A woman riding an elephant at the Elephant Sanctuary in Bangkok.
Elephant photos on the web.
The wild animals were a source of fascination for thousands of people for decades.
They are also often a source for entertainment and even a source in some parts of the world for the sale of ivory.
There were also some serious animal trafficking rings that were run by corrupt officials, said Paul Gifford, a wildlife biologist with the Humane Society International.
A man takes photos of an elephant with a baby in front of its enclosure in Taipei, Taiwan, in April.
The man, identified by the AP as Wang Jing, is wanted by police in the United States for smuggling elephant tusks and elephant trophies.
He’s accused of taking ivory from a captive elephant, smuggling tusked elephants from Hong Kong to Thailand and selling them on the black market.
He and two other suspects are facing trial in Thailand, according to the U.S. Department of Justice.
The elephants were hunted for their tuskers and ivory tusker trophies in the 1990s by some of the biggest animal traffickers in Asia, including the Thai government.
The animals were often hunted for trophies like the tusking of an Asian elephant or the tusk of a wild Asian elephant, Giffords said.
Some of the elephants that were trafficked to China for their ivory tusk and tuskin were smuggled from Laos, he said.
The ivory trade in Thailand is estimated to be worth $6 billion annually.
There are no international ivory markets in Thailand because it is a major hub for the trafficking of African and Asian elephants.
Some people also believe that elephants in Thailand are the most valuable living beings, said Andrew N. Ransom, a professor at Stanford University and author of “Thailand’s Secret.”
They are very charismatic, and there is a deep love for them.
That is why they are so valuable,” he said in an interview with the AP.
But some experts disagree, saying the country is a very poor nation and needs to do more to help its elephants.

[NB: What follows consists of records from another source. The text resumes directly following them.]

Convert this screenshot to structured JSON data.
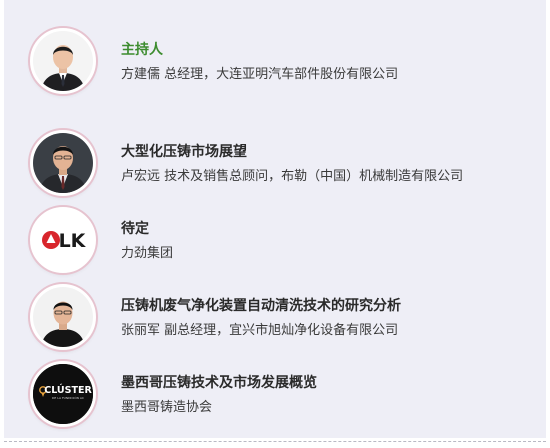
{
  "speakers": [
    {
      "title": "主持人",
      "subtitle": "方建儒  总经理，大连亚明汽车部件股份有限公司"
    },
    {
      "title": "大型化压铸市场展望",
      "subtitle": "卢宏远 技术及销售总顾问，布勒（中国）机械制造有限公司"
    },
    {
      "title": "待定",
      "subtitle": "力劲集团"
    },
    {
      "title": "压铸机废气净化装置自动清洗技术的研究分析",
      "subtitle": "张丽军 副总经理，宜兴市旭灿净化设备有限公司"
    },
    {
      "title": "墨西哥压铸技术及市场发展概览",
      "subtitle": "墨西哥铸造协会"
    }
  ],
  "logos": {
    "lk_text": "LK",
    "cluster_text": "CLÚSTER",
    "cluster_subtext": "DE LA FUNDICIÓN AC"
  },
  "colors": {
    "host_title": "#3d8c2f",
    "panel_bg": "#eeeef6",
    "lk_red": "#d8262c"
  }
}
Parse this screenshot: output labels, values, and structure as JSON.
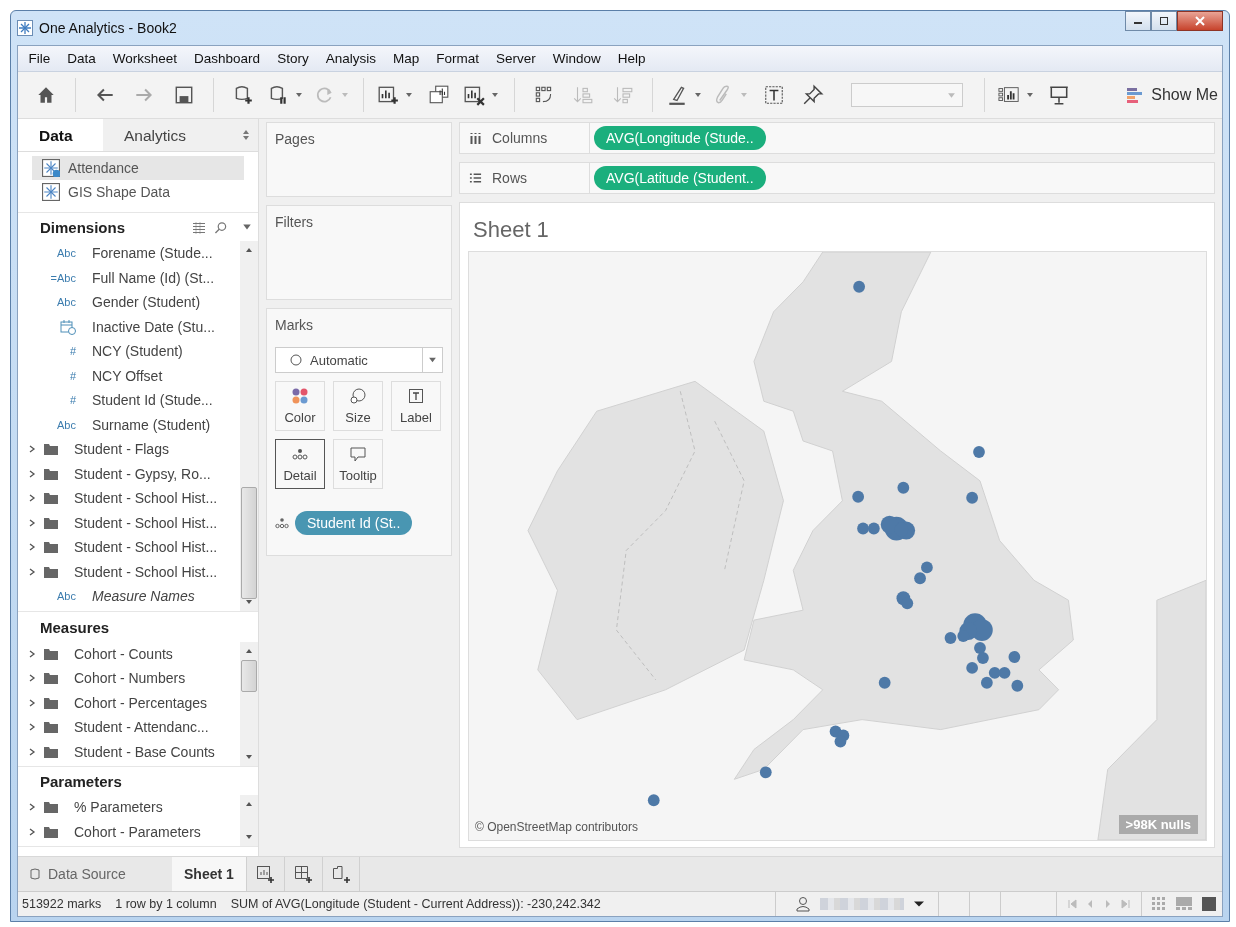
{
  "window": {
    "title": "One Analytics - Book2"
  },
  "menu": [
    "File",
    "Data",
    "Worksheet",
    "Dashboard",
    "Story",
    "Analysis",
    "Map",
    "Format",
    "Server",
    "Window",
    "Help"
  ],
  "toolbar": {
    "show_me": "Show Me"
  },
  "side_tabs": [
    {
      "label": "Data",
      "selected": true
    },
    {
      "label": "Analytics",
      "selected": false
    }
  ],
  "data_sources": [
    {
      "name": "Attendance",
      "selected": true
    },
    {
      "name": "GIS Shape Data",
      "selected": false
    }
  ],
  "dimensions": {
    "title": "Dimensions",
    "items": [
      {
        "kind": "field",
        "type": "Abc",
        "name": "Forename (Stude...",
        "italic": false
      },
      {
        "kind": "field",
        "type": "=Abc",
        "name": "Full Name (Id) (St...",
        "italic": false
      },
      {
        "kind": "field",
        "type": "Abc",
        "name": "Gender (Student)",
        "italic": false
      },
      {
        "kind": "date",
        "name": "Inactive Date (Stu...",
        "italic": false
      },
      {
        "kind": "field",
        "type": "#",
        "name": "NCY (Student)",
        "italic": false
      },
      {
        "kind": "field",
        "type": "#",
        "name": "NCY Offset",
        "italic": false
      },
      {
        "kind": "field",
        "type": "#",
        "name": "Student Id (Stude...",
        "italic": false
      },
      {
        "kind": "field",
        "type": "Abc",
        "name": "Surname (Student)",
        "italic": false
      },
      {
        "kind": "folder",
        "name": "Student - Flags",
        "expanded": false
      },
      {
        "kind": "folder",
        "name": "Student - Gypsy, Ro...",
        "expanded": false
      },
      {
        "kind": "folder",
        "name": "Student - School Hist...",
        "expanded": false
      },
      {
        "kind": "folder",
        "name": "Student - School Hist...",
        "expanded": false
      },
      {
        "kind": "folder",
        "name": "Student - School Hist...",
        "expanded": false
      },
      {
        "kind": "folder",
        "name": "Student - School Hist...",
        "expanded": false
      },
      {
        "kind": "field",
        "type": "Abc",
        "name": "Measure Names",
        "italic": true
      }
    ]
  },
  "measures": {
    "title": "Measures",
    "items": [
      {
        "kind": "folder",
        "name": "Cohort - Counts",
        "expanded": false
      },
      {
        "kind": "folder",
        "name": "Cohort - Numbers",
        "expanded": false
      },
      {
        "kind": "folder",
        "name": "Cohort - Percentages",
        "expanded": false
      },
      {
        "kind": "folder",
        "name": "Student - Attendanc...",
        "expanded": false
      },
      {
        "kind": "folder",
        "name": "Student - Base Counts",
        "expanded": false
      }
    ]
  },
  "parameters": {
    "title": "Parameters",
    "items": [
      {
        "kind": "folder",
        "name": "% Parameters",
        "expanded": false
      },
      {
        "kind": "folder",
        "name": "Cohort - Parameters",
        "expanded": false
      }
    ]
  },
  "shelves": {
    "pages": "Pages",
    "filters": "Filters",
    "columns": {
      "label": "Columns",
      "pills": [
        "AVG(Longitude (Stude.."
      ]
    },
    "rows": {
      "label": "Rows",
      "pills": [
        "AVG(Latitude (Student.."
      ]
    }
  },
  "marks": {
    "title": "Marks",
    "mark_type": "Automatic",
    "cards": [
      {
        "label": "Color",
        "kind": "color",
        "selected": false
      },
      {
        "label": "Size",
        "kind": "size",
        "selected": false
      },
      {
        "label": "Label",
        "kind": "label",
        "selected": false
      },
      {
        "label": "Detail",
        "kind": "detail",
        "selected": true
      },
      {
        "label": "Tooltip",
        "kind": "tooltip",
        "selected": false
      }
    ],
    "pills": [
      {
        "label": "Student Id (St..",
        "kind": "detail"
      }
    ]
  },
  "sheet": {
    "title": "Sheet 1",
    "attribution": "© OpenStreetMap contributors",
    "nulls": ">98K nulls"
  },
  "sheet_tabs": [
    {
      "label": "Data Source",
      "kind": "data_source",
      "selected": false
    },
    {
      "label": "Sheet 1",
      "kind": "sheet",
      "selected": true
    }
  ],
  "status": {
    "marks": "513922 marks",
    "grid": "1 row by 1 column",
    "summary": "SUM of AVG(Longitude (Student - Current Address)): -230,242.342"
  }
}
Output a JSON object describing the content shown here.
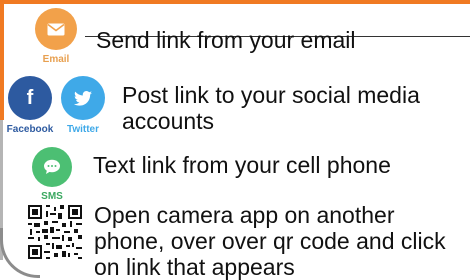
{
  "colors": {
    "accent_border": "#f07a22",
    "email": "#f2a14a",
    "facebook": "#2d5aa0",
    "twitter": "#3fa9e8",
    "sms": "#4cbf73"
  },
  "share_options": {
    "email": {
      "icon": "envelope-icon",
      "label": "Email",
      "text": "Send link from your email"
    },
    "social": {
      "facebook_icon": "facebook-icon",
      "facebook_label": "Facebook",
      "twitter_icon": "twitter-icon",
      "twitter_label": "Twitter",
      "text_line1": "Post link to your social media",
      "text_line2": "accounts"
    },
    "sms": {
      "icon": "chat-bubble-icon",
      "label": "SMS",
      "text": "Text link from your cell phone"
    },
    "qr": {
      "icon": "qr-code-icon",
      "text_line1": "Open camera app on another",
      "text_line2": "phone, over over qr code and click",
      "text_line3": "on link that appears"
    }
  }
}
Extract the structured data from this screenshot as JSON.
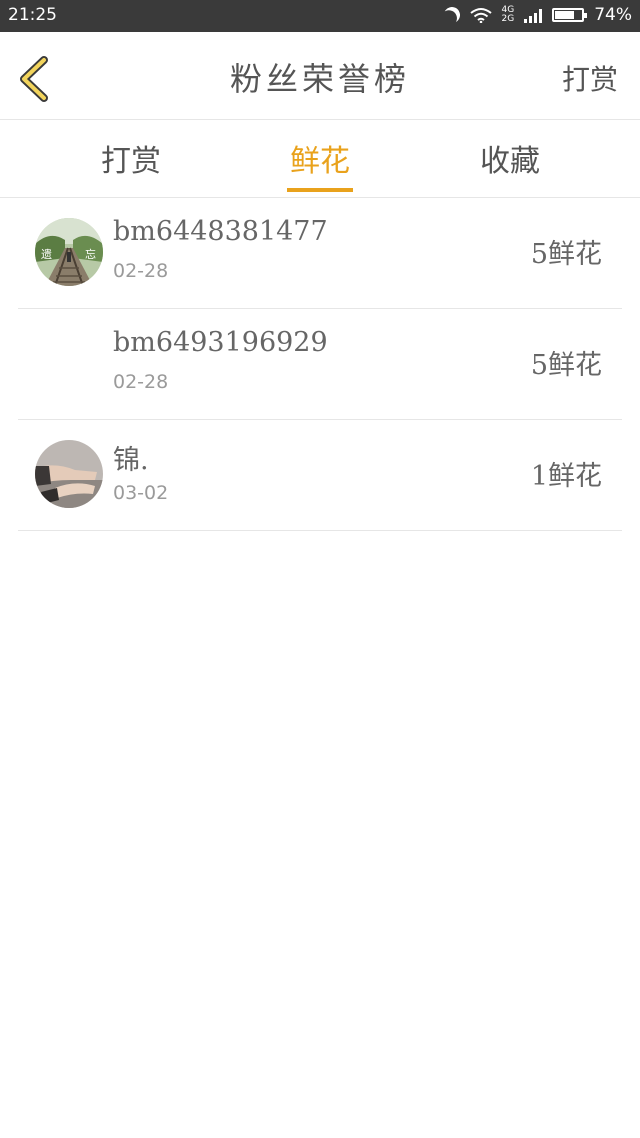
{
  "status_bar": {
    "time": "21:25",
    "network": [
      "4G",
      "2G"
    ],
    "battery_percent": "74%",
    "battery_level": 0.74
  },
  "header": {
    "title": "粉丝荣誉榜",
    "action_label": "打赏",
    "accent_color": "#e9a21c"
  },
  "tabs": [
    {
      "label": "打赏",
      "active": false
    },
    {
      "label": "鲜花",
      "active": true
    },
    {
      "label": "收藏",
      "active": false
    }
  ],
  "list": [
    {
      "name": "bm6448381477",
      "date": "02-28",
      "amount": "5鲜花",
      "avatar": "railway-photo"
    },
    {
      "name": "bm6493196929",
      "date": "02-28",
      "amount": "5鲜花",
      "avatar": "none"
    },
    {
      "name": "锦.",
      "date": "03-02",
      "amount": "1鲜花",
      "avatar": "hands-photo"
    }
  ]
}
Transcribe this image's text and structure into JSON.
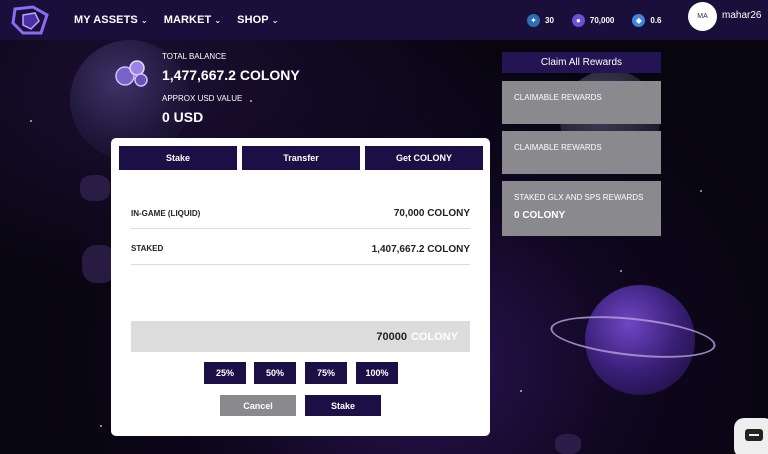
{
  "header": {
    "nav": [
      {
        "label": "MY ASSETS"
      },
      {
        "label": "MARKET"
      },
      {
        "label": "SHOP"
      }
    ],
    "stats": [
      {
        "icon": "energy-icon",
        "value": "30",
        "color": "#ffffff"
      },
      {
        "icon": "colony-coin-icon",
        "value": "70,000",
        "color": "#8a6cf0"
      },
      {
        "icon": "crystal-icon",
        "value": "0.6",
        "color": "#5aa0ff"
      }
    ],
    "avatar_initials": "MA",
    "username": "mahar26"
  },
  "balance": {
    "total_label": "TOTAL BALANCE",
    "total_value": "1,477,667.2 COLONY",
    "usd_label": "APPROX USD VALUE",
    "usd_value": "0 USD"
  },
  "rewards": {
    "claim_all": "Claim All Rewards",
    "cards": [
      {
        "title": "CLAIMABLE REWARDS",
        "value": ""
      },
      {
        "title": "CLAIMABLE REWARDS",
        "value": ""
      },
      {
        "title": "STAKED GLX AND SPS REWARDS",
        "value": "0 COLONY"
      }
    ]
  },
  "modal": {
    "tabs": [
      {
        "label": "Stake"
      },
      {
        "label": "Transfer"
      },
      {
        "label": "Get COLONY"
      }
    ],
    "rows": [
      {
        "label": "IN-GAME (LIQUID)",
        "value": "70,000 COLONY"
      },
      {
        "label": "STAKED",
        "value": "1,407,667.2 COLONY"
      }
    ],
    "amount_value": "70000",
    "amount_unit": "COLONY",
    "percent_buttons": [
      "25%",
      "50%",
      "75%",
      "100%"
    ],
    "cancel_label": "Cancel",
    "stake_label": "Stake"
  },
  "colors": {
    "header_bg": "#1a0f3a",
    "button_dark": "#1c0f45",
    "button_grey": "#8a8a8e"
  }
}
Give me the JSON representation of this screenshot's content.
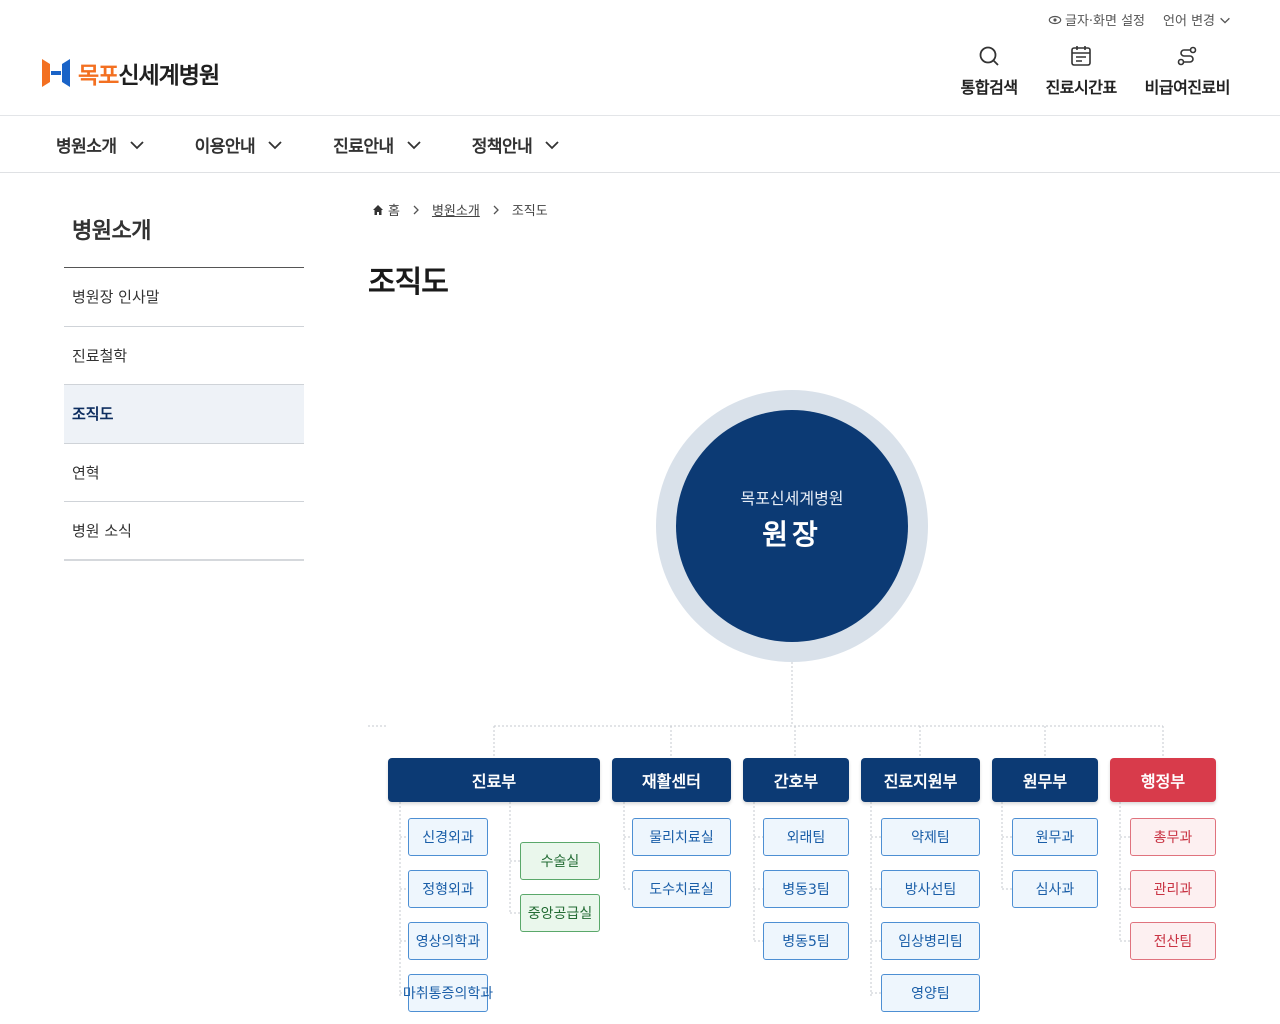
{
  "utility": {
    "text_setting": "글자·화면 설정",
    "language": "언어 변경"
  },
  "logo": {
    "accent": "목포",
    "rest": "신세계병원"
  },
  "quick_menu": [
    {
      "label": "통합검색",
      "icon": "search-icon"
    },
    {
      "label": "진료시간표",
      "icon": "calendar-icon"
    },
    {
      "label": "비급여진료비",
      "icon": "route-icon"
    }
  ],
  "gnb": [
    {
      "label": "병원소개"
    },
    {
      "label": "이용안내"
    },
    {
      "label": "진료안내"
    },
    {
      "label": "정책안내"
    }
  ],
  "lnb": {
    "title": "병원소개",
    "items": [
      {
        "label": "병원장 인사말"
      },
      {
        "label": "진료철학"
      },
      {
        "label": "조직도",
        "active": true
      },
      {
        "label": "연혁"
      },
      {
        "label": "병원 소식"
      }
    ]
  },
  "breadcrumb": {
    "home": "홈",
    "section": "병원소개",
    "current": "조직도"
  },
  "page_title": "조직도",
  "org": {
    "top_sub": "목포신세계병원",
    "top_main": "원장",
    "departments": [
      {
        "label": "진료부"
      },
      {
        "label": "재활센터"
      },
      {
        "label": "간호부"
      },
      {
        "label": "진료지원부"
      },
      {
        "label": "원무부"
      },
      {
        "label": "행정부"
      }
    ],
    "teams": {
      "medical": [
        "신경외과",
        "정형외과",
        "영상의학과",
        "마취통증의학과"
      ],
      "medical_support": [
        "수술실",
        "중앙공급실"
      ],
      "rehab": [
        "물리치료실",
        "도수치료실"
      ],
      "nursing": [
        "외래팀",
        "병동3팀",
        "병동5팀"
      ],
      "clinical_support": [
        "약제팀",
        "방사선팀",
        "임상병리팀",
        "영양팀"
      ],
      "admission": [
        "원무과",
        "심사과"
      ],
      "admin": [
        "총무과",
        "관리과",
        "전산팀"
      ]
    }
  },
  "colors": {
    "primary_navy": "#0c3a74",
    "accent_orange": "#f37021",
    "admin_red": "#d83b4b"
  }
}
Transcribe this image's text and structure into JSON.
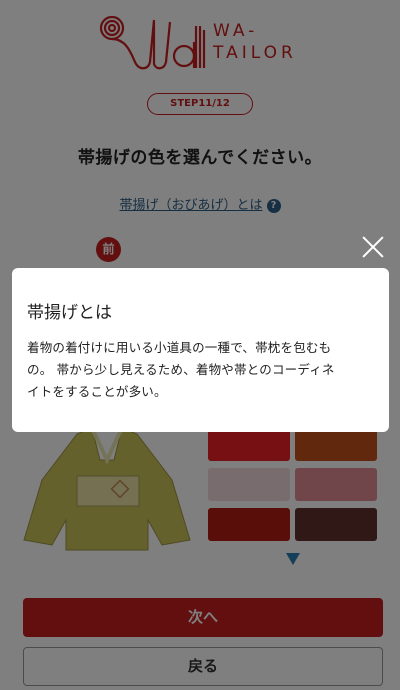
{
  "header": {
    "logo_text_line1": "WA-",
    "logo_text_line2": "TAILOR",
    "brand_color": "#c61e1e"
  },
  "step": {
    "label": "STEP11/12"
  },
  "question": {
    "text": "帯揚げの色を選んでください。"
  },
  "about_link": {
    "text": "帯揚げ（おびあげ）とは",
    "icon": "question-circle-icon"
  },
  "preview": {
    "front_label": "前"
  },
  "swatches": [
    {
      "color": "#ec2024"
    },
    {
      "color": "#c4501a"
    },
    {
      "color": "#f2d8dd"
    },
    {
      "color": "#e08d96"
    },
    {
      "color": "#b31c12"
    },
    {
      "color": "#60302e"
    }
  ],
  "buttons": {
    "next": "次へ",
    "back": "戻る"
  },
  "modal": {
    "title": "帯揚げとは",
    "body_line1": "着物の着付けに用いる小道具の一種で、帯枕を包むも",
    "body_line2": "の。 帯から少し見えるため、着物や帯とのコーディネ",
    "body_line3": "イトをすることが多い。",
    "close_icon": "close-icon"
  }
}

They also have to understand that elephants are not just objects, they are very intelligent animals and need human care,” said Paul S. Voss, director of the Institute for African Studies at the University of Wisconsin-Madison.